#### [EXERCISE PROMPT]
All of the records must be given again exactly.

AVAILABLE DATA below:

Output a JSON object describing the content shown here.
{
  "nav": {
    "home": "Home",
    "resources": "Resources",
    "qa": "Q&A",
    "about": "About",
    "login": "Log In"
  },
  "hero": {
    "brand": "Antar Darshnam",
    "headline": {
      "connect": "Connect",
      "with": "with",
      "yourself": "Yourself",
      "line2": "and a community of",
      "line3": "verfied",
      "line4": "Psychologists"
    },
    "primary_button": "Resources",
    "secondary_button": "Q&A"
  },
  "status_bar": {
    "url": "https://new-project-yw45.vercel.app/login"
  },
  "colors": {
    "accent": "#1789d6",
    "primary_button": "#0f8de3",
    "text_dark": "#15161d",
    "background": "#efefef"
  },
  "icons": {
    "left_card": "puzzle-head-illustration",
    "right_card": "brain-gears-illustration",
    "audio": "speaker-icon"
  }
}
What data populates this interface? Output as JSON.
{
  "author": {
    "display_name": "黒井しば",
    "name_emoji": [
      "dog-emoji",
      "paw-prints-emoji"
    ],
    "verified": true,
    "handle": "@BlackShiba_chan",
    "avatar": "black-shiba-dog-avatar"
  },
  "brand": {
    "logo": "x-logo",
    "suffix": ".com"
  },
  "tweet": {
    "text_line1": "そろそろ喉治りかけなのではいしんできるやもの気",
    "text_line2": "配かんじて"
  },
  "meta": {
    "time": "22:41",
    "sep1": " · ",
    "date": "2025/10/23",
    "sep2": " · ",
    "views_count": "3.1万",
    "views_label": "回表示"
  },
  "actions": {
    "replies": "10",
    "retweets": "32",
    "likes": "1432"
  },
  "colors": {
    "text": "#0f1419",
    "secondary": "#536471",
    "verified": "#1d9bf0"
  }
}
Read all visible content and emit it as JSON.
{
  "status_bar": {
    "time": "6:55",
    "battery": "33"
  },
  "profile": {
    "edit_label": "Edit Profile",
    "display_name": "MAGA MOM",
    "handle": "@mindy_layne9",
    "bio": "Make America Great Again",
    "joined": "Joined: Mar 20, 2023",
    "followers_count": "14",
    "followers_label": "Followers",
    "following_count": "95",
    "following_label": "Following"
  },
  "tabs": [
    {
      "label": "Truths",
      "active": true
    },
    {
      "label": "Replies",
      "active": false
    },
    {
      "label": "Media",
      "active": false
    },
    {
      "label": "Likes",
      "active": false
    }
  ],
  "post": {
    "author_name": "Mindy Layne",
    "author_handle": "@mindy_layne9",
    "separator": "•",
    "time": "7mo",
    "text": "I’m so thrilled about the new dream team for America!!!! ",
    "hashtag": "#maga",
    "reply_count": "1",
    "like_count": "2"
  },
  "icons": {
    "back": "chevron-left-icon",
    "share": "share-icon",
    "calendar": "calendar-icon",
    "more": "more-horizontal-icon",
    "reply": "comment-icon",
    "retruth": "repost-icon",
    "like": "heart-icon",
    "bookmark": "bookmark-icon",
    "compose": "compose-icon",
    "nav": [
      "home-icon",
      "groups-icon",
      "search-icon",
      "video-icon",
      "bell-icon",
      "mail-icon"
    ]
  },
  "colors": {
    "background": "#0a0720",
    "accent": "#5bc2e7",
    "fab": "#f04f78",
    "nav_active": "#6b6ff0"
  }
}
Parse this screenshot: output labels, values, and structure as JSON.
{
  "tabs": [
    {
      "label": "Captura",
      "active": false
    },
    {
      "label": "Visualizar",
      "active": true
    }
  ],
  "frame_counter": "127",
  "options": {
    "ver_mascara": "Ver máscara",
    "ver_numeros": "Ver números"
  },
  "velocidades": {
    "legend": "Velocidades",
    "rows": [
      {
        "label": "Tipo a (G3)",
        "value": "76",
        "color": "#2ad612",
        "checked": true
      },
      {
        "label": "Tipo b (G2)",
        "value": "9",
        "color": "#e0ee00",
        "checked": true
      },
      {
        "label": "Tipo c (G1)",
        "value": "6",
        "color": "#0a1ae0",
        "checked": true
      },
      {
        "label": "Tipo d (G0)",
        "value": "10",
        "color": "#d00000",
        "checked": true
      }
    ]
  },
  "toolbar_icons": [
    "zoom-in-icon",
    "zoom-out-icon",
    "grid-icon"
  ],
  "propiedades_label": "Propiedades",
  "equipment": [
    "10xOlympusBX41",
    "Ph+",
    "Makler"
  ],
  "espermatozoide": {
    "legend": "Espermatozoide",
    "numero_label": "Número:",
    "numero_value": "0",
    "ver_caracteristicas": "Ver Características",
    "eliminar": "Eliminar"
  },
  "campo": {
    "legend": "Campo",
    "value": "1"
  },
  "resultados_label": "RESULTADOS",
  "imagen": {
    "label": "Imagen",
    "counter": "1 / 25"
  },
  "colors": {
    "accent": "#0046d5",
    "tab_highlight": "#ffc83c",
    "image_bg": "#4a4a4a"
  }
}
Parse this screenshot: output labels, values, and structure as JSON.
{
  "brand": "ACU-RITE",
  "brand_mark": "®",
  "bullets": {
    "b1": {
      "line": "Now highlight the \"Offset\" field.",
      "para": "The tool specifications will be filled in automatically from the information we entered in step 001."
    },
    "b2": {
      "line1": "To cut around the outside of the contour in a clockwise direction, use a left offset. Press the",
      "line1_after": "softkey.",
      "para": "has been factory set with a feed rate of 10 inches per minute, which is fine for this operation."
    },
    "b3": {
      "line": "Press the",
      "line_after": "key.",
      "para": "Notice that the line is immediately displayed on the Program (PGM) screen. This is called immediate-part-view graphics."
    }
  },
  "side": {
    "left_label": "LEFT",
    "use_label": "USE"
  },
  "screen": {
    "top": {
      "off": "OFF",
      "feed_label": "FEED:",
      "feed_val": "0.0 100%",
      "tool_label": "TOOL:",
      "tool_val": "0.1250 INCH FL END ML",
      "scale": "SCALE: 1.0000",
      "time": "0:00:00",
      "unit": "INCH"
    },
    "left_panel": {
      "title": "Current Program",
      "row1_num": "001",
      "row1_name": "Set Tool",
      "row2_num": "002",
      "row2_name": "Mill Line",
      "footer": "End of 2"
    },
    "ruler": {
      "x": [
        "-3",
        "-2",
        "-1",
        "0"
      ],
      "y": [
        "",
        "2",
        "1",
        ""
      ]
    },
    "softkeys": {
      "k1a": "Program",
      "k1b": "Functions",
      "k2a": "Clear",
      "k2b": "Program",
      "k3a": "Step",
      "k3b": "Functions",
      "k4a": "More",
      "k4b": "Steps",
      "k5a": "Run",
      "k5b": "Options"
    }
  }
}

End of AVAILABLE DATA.

#### [REPLY TO THE EXERCISE]
Output a JSON object describing the content shown here.
{
  "nav": {
    "home": "Home",
    "resources": "Resources",
    "qa": "Q&A",
    "about": "About",
    "login": "Log In"
  },
  "hero": {
    "brand": "Antar Darshnam",
    "headline": {
      "connect": "Connect",
      "with": "with",
      "yourself": "Yourself",
      "line2": "and a community of",
      "line3": "verfied",
      "line4": "Psychologists"
    },
    "primary_button": "Resources",
    "secondary_button": "Q&A"
  },
  "status_bar": {
    "url": "https://new-project-yw45.vercel.app/login"
  },
  "colors": {
    "accent": "#1789d6",
    "primary_button": "#0f8de3",
    "text_dark": "#15161d",
    "background": "#efefef"
  },
  "icons": {
    "left_card": "puzzle-head-illustration",
    "right_card": "brain-gears-illustration",
    "audio": "speaker-icon"
  }
}
What data populates this interface? Output as JSON.
{
  "author": {
    "display_name": "黒井しば",
    "name_emoji": [
      "dog-emoji",
      "paw-prints-emoji"
    ],
    "verified": true,
    "handle": "@BlackShiba_chan",
    "avatar": "black-shiba-dog-avatar"
  },
  "brand": {
    "logo": "x-logo",
    "suffix": ".com"
  },
  "tweet": {
    "text_line1": "そろそろ喉治りかけなのではいしんできるやもの気",
    "text_line2": "配かんじて"
  },
  "meta": {
    "time": "22:41",
    "sep1": " · ",
    "date": "2025/10/23",
    "sep2": " · ",
    "views_count": "3.1万",
    "views_label": "回表示"
  },
  "actions": {
    "replies": "10",
    "retweets": "32",
    "likes": "1432"
  },
  "colors": {
    "text": "#0f1419",
    "secondary": "#536471",
    "verified": "#1d9bf0"
  }
}
Read all visible content and emit it as JSON.
{
  "status_bar": {
    "time": "6:55",
    "battery": "33"
  },
  "profile": {
    "edit_label": "Edit Profile",
    "display_name": "MAGA MOM",
    "handle": "@mindy_layne9",
    "bio": "Make America Great Again",
    "joined": "Joined: Mar 20, 2023",
    "followers_count": "14",
    "followers_label": "Followers",
    "following_count": "95",
    "following_label": "Following"
  },
  "tabs": [
    {
      "label": "Truths",
      "active": true
    },
    {
      "label": "Replies",
      "active": false
    },
    {
      "label": "Media",
      "active": false
    },
    {
      "label": "Likes",
      "active": false
    }
  ],
  "post": {
    "author_name": "Mindy Layne",
    "author_handle": "@mindy_layne9",
    "separator": "•",
    "time": "7mo",
    "text": "I’m so thrilled about the new dream team for America!!!! ",
    "hashtag": "#maga",
    "reply_count": "1",
    "like_count": "2"
  },
  "icons": {
    "back": "chevron-left-icon",
    "share": "share-icon",
    "calendar": "calendar-icon",
    "more": "more-horizontal-icon",
    "reply": "comment-icon",
    "retruth": "repost-icon",
    "like": "heart-icon",
    "bookmark": "bookmark-icon",
    "compose": "compose-icon",
    "nav": [
      "home-icon",
      "groups-icon",
      "search-icon",
      "video-icon",
      "bell-icon",
      "mail-icon"
    ]
  },
  "colors": {
    "background": "#0a0720",
    "accent": "#5bc2e7",
    "fab": "#f04f78",
    "nav_active": "#6b6ff0"
  }
}
Parse this screenshot: output labels, values, and structure as JSON.
{
  "tabs": [
    {
      "label": "Captura",
      "active": false
    },
    {
      "label": "Visualizar",
      "active": true
    }
  ],
  "frame_counter": "127",
  "options": {
    "ver_mascara": "Ver máscara",
    "ver_numeros": "Ver números"
  },
  "velocidades": {
    "legend": "Velocidades",
    "rows": [
      {
        "label": "Tipo a (G3)",
        "value": "76",
        "color": "#2ad612",
        "checked": true
      },
      {
        "label": "Tipo b (G2)",
        "value": "9",
        "color": "#e0ee00",
        "checked": true
      },
      {
        "label": "Tipo c (G1)",
        "value": "6",
        "color": "#0a1ae0",
        "checked": true
      },
      {
        "label": "Tipo d (G0)",
        "value": "10",
        "color": "#d00000",
        "checked": true
      }
    ]
  },
  "toolbar_icons": [
    "zoom-in-icon",
    "zoom-out-icon",
    "grid-icon"
  ],
  "propiedades_label": "Propiedades",
  "equipment": [
    "10xOlympusBX41",
    "Ph+",
    "Makler"
  ],
  "espermatozoide": {
    "legend": "Espermatozoide",
    "numero_label": "Número:",
    "numero_value": "0",
    "ver_caracteristicas": "Ver Características",
    "eliminar": "Eliminar"
  },
  "campo": {
    "legend": "Campo",
    "value": "1"
  },
  "resultados_label": "RESULTADOS",
  "imagen": {
    "label": "Imagen",
    "counter": "1 / 25"
  },
  "colors": {
    "accent": "#0046d5",
    "tab_highlight": "#ffc83c",
    "image_bg": "#4a4a4a"
  }
}
Parse this screenshot: output labels, values, and structure as JSON.
{
  "brand": "ACU-RITE",
  "brand_mark": "®",
  "bullets": {
    "b1": {
      "line": "Now highlight the \"Offset\" field.",
      "para": "The tool specifications will be filled in automatically from the information we entered in step 001."
    },
    "b2": {
      "line1": "To cut around the outside of the contour in a clockwise direction, use a left offset. Press the",
      "line1_after": "softkey.",
      "para": "has been factory set with a feed rate of 10 inches per minute, which is fine for this operation."
    },
    "b3": {
      "line": "Press the",
      "line_after": "key.",
      "para": "Notice that the line is immediately displayed on the Program (PGM) screen. This is called immediate-part-view graphics."
    }
  },
  "side": {
    "left_label": "LEFT",
    "use_label": "USE"
  },
  "screen": {
    "top": {
      "off": "OFF",
      "feed_label": "FEED:",
      "feed_val": "0.0 100%",
      "tool_label": "TOOL:",
      "tool_val": "0.1250 INCH FL END ML",
      "scale": "SCALE: 1.0000",
      "time": "0:00:00",
      "unit": "INCH"
    },
    "left_panel": {
      "title": "Current Program",
      "row1_num": "001",
      "row1_name": "Set Tool",
      "row2_num": "002",
      "row2_name": "Mill Line",
      "footer": "End of 2"
    },
    "ruler": {
      "x": [
        "-3",
        "-2",
        "-1",
        "0"
      ],
      "y": [
        "",
        "2",
        "1",
        ""
      ]
    },
    "softkeys": {
      "k1a": "Program",
      "k1b": "Functions",
      "k2a": "Clear",
      "k2b": "Program",
      "k3a": "Step",
      "k3b": "Functions",
      "k4a": "More",
      "k4b": "Steps",
      "k5a": "Run",
      "k5b": "Options"
    }
  }
}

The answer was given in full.